March 19, 2015
We often are more concerned with what is happening at the terminus of a glacier; however, often key changes are happening up glacier some distance. This is the case with the following example. The Northern Patagonia Icefield (Hielo Patagónico Norte, HPN) is one of the two main icefields in Patagonia. The remoteness of the region is evidenced by the number of significant lakes and glaciers that remain unnamed. This remoteness has led to several valuable detailed recent studies utilizing satellite imagery on glacier extent (Davies and Glasser, 2012), glacier thickness change (Willis et al, 2012) and glacier velocity (Mouginot and Rignot, 2015) Here we focus on a downwasting tributary to an unnamed glacier listed as HPN4 Glacier in the aforementioned studies. Davies and Glasser, (2012) identify this region of the icefield as retreating faster from 2001-2011 than during any measured period since 1870. Willis et al, (2012) in their Figure 2, seen below, identify this an area of pronounced thinning, approximately 5 m/year from 2000 to 2011. Why such rapid thinning in an area without calving? Mouginot and Rignot, (2015) indicate that this area is not an area of rapid flow, and given the thinning it should be an area of diminishing flow. Here we examine changes from 1987 to 2014 using Landsat imagery.

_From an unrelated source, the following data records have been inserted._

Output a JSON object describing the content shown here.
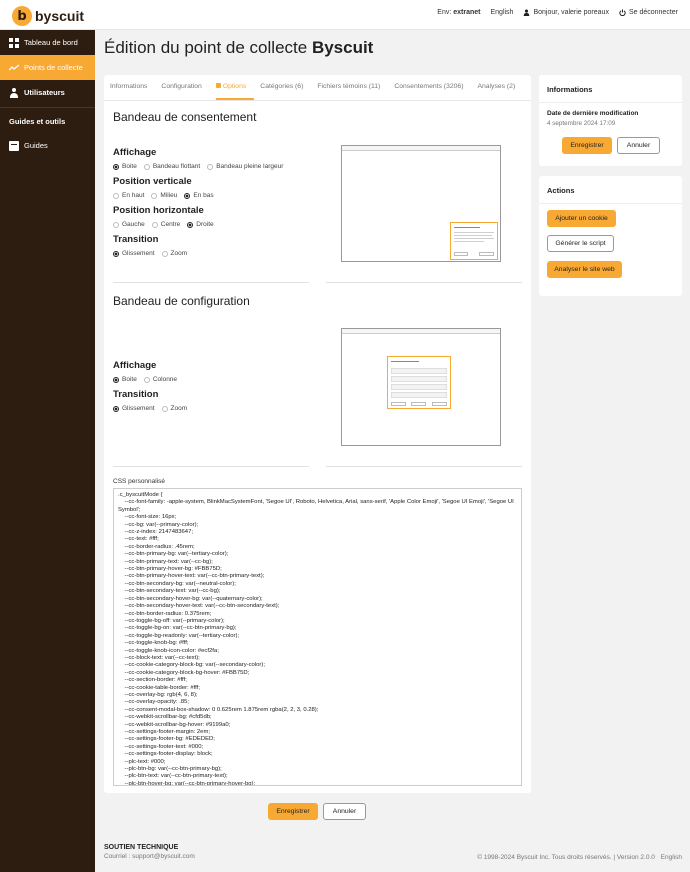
{
  "header": {
    "logo_text": "byscuit",
    "logo_mark": "b",
    "env_label": "Env:",
    "env_value": "extranet",
    "language": "English",
    "greeting": "Bonjour, valerie poreaux",
    "logout": "Se déconnecter",
    "user_icon": "user-icon",
    "power_icon": "power-icon"
  },
  "sidebar": {
    "items": [
      {
        "label": "Tableau de bord",
        "icon": "dashboard-icon"
      },
      {
        "label": "Points de collecte",
        "icon": "collect-icon",
        "active": true
      },
      {
        "label": "Utilisateurs",
        "icon": "users-icon"
      }
    ],
    "section_heading": "Guides et outils",
    "guides_label": "Guides",
    "guides_icon": "book-icon"
  },
  "page": {
    "title_prefix": "Édition du point de collecte",
    "title_name": "Byscuit"
  },
  "tabs": [
    {
      "label": "Informations"
    },
    {
      "label": "Configuration"
    },
    {
      "label": "Options",
      "active": true
    },
    {
      "label": "Catégories (6)"
    },
    {
      "label": "Fichiers témoins (11)"
    },
    {
      "label": "Consentements (3206)"
    },
    {
      "label": "Analyses (2)"
    }
  ],
  "consent_banner": {
    "title": "Bandeau de consentement",
    "display": {
      "label": "Affichage",
      "options": [
        "Boite",
        "Bandeau flottant",
        "Bandeau pleine largeur"
      ],
      "selected": "Boite"
    },
    "vertical": {
      "label": "Position verticale",
      "options": [
        "En haut",
        "Milieu",
        "En bas"
      ],
      "selected": "En bas"
    },
    "horizontal": {
      "label": "Position horizontale",
      "options": [
        "Gauche",
        "Centre",
        "Droite"
      ],
      "selected": "Droite"
    },
    "transition": {
      "label": "Transition",
      "options": [
        "Glissement",
        "Zoom"
      ],
      "selected": "Glissement"
    }
  },
  "config_banner": {
    "title": "Bandeau de configuration",
    "display": {
      "label": "Affichage",
      "options": [
        "Boite",
        "Colonne"
      ],
      "selected": "Boite"
    },
    "transition": {
      "label": "Transition",
      "options": [
        "Glissement",
        "Zoom"
      ],
      "selected": "Glissement"
    }
  },
  "css": {
    "label": "CSS personnalisé",
    "value": ".c_byscuitMode {\n    --cc-font-family: -apple-system, BlinkMacSystemFont, 'Segoe UI', Roboto, Helvetica, Arial, sans-serif, 'Apple Color Emoji', 'Segoe UI Emoji', 'Segoe UI Symbol';\n    --cc-font-size: 16px;\n    --cc-bg: var(--primary-color);\n    --cc-z-index: 2147483647;\n    --cc-text: #fff;\n    --cc-border-radius: .45rem;\n    --cc-btn-primary-bg: var(--tertiary-color);\n    --cc-btn-primary-text: var(--cc-bg);\n    --cc-btn-primary-hover-bg: #FBB75D;\n    --cc-btn-primary-hover-text: var(--cc-btn-primary-text);\n    --cc-btn-secondary-bg: var(--neutral-color);\n    --cc-btn-secondary-text: var(--cc-bg);\n    --cc-btn-secondary-hover-bg: var(--quaternary-color);\n    --cc-btn-secondary-hover-text: var(--cc-btn-secondary-text);\n    --cc-btn-border-radius: 0.375rem;\n    --cc-toggle-bg-off: var(--primary-color);\n    --cc-toggle-bg-on: var(--cc-btn-primary-bg);\n    --cc-toggle-bg-readonly: var(--tertiary-color);\n    --cc-toggle-knob-bg: #fff;\n    --cc-toggle-knob-icon-color: #ecf2fa;\n    --cc-block-text: var(--cc-text);\n    --cc-cookie-category-block-bg: var(--secondary-color);\n    --cc-cookie-category-block-bg-hover: #FBB75D;\n    --cc-section-border: #fff;\n    --cc-cookie-table-border: #fff;\n    --cc-overlay-bg: rgb(4, 6, 8);\n    --cc-overlay-opacity: .85;\n    --cc-consent-modal-box-shadow: 0 0.625rem 1.875rem rgba(2, 2, 3, 0.28);\n    --cc-webkit-scrollbar-bg: #cfd5db;\n    --cc-webkit-scrollbar-bg-hover: #9199a0;\n    --cc-settings-footer-margin: 2em;\n    --cc-settings-footer-bg: #EDEDED;\n    --cc-settings-footer-text: #000;\n    --cc-settings-footer-display: block;\n    --plc-text: #000;\n    --plc-btn-bg: var(--cc-btn-primary-bg);\n    --plc-btn-text: var(--cc-btn-primary-text);\n    --plc-btn-hover-bg: var(--cc-btn-primary-hover-bg);\n    --plc-btn-hover-text: var(--cc-btn-primary-hover-text);"
  },
  "actions_bottom": {
    "save": "Enregistrer",
    "cancel": "Annuler"
  },
  "info_card": {
    "title": "Informations",
    "modified_label": "Date de dernière modification",
    "modified_value": "4 septembre 2024 17:09",
    "save": "Enregistrer",
    "cancel": "Annuler"
  },
  "actions_card": {
    "title": "Actions",
    "add_cookie": "Ajouter un cookie",
    "generate_script": "Générer le script",
    "analyze_site": "Analyser le site web"
  },
  "footer": {
    "support_title": "SOUTIEN TECHNIQUE",
    "support_mail": "Courriel : support@byscuit.com",
    "copyright": "© 1998-2024 Byscuit Inc. Tous droits réservés.",
    "version": "Version 2.0.0",
    "language": "English"
  },
  "colors": {
    "accent": "#f7a934",
    "sidebar": "#2d1c10"
  }
}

Digital Globe image of southern section of Northern Patagonia Icefield, with black arrow indicating downwasting tributary from the east flowing into HPN4 Glacier.
Figure 2 from Willis et al (2012) indicating thinning of NPI glaciers from 2000-2011, the blue arrow indicates the downwasting tributary of interest flowing into HPN4 Glacier from the east.
Ice Flow direction for HPN4 Glacier and the downwasting tributary (DT). The flow diagram above indicates the converging flow of the downwasting tributary and HPN4, that meet at the medial moraine.
In 1987 there are five contributing glacier tongues to the downwasting tributary, each indicated with a red arrow. It is like a bathtub being filled with five taps at once. The yellow arrow indicates a medial moraine at the mouth of the valley, signalling the lack of current contribution of the downwasting tributary to HPN4 Glacier. By 2004 only three of the contributing glacier tongues still merged with the downwasting tributary, and two of these are much more tentative. The medial moraine has shifted east indicating that the main HPN4 Glacier is now flowing into the valley instead of the downwasting tributary being a contributing tributary to HPN4. By 2014 there is only one contributing glacier tongue to the downwasting tributary, only one tap for this draining bathtub, the other four contributing tongues have retreated from contact with the downwasting tributary. The medial moraine has spread eastward and some fringing proglacial/subglacial lakes are evident. In 2015 the only change is that the rifting near the medial moraine is more pronounced. A closeup 2013 Digital Globe image indicates both fringing ponds-blue arrows, rifts caused by varying flotation-green arrows and expanding supraglacial ponds, red arrows. The rifts are a sign of instability and typically lead to break up of this portion of the terminus. The downwasting tributary continues to demise faster than HPN4 Glacier, which crosses the valley mouth, hence it is likely that a glacier dammed lake will form and that HPN4 Glacier will continue to flow further east up this valley, which could offset some of the downwasting and lake development. In either case this redirected flow of HPN4 into a high ablation valley, will help encourage a faster retreat of the main terminus. How large the lakes gets and how much of the time it is filled are difficult to speculate upon. Analogs for this type of lake are seen at. Allemania Glacier (Lago Martinic) and Baird Glacier (Witches Cauldron) . Schaefer et al (2013) discuss the HPN4 Glacier because the main terminus has changed little given its modelled mass balance, and the modelled mass balance to the east appears too negative, which they suggest indicates wind redistribution from the HPN4 to the Pared Sud Glacier just east. That is a challenge to sort out without some ground truth.
1987 Landsat image
2004 Landsat image
2014 Landsat image-not the fringing blue indicating trapped sub-glacial/proglacial lake.
2015 Landsat image
Google Earth image 2013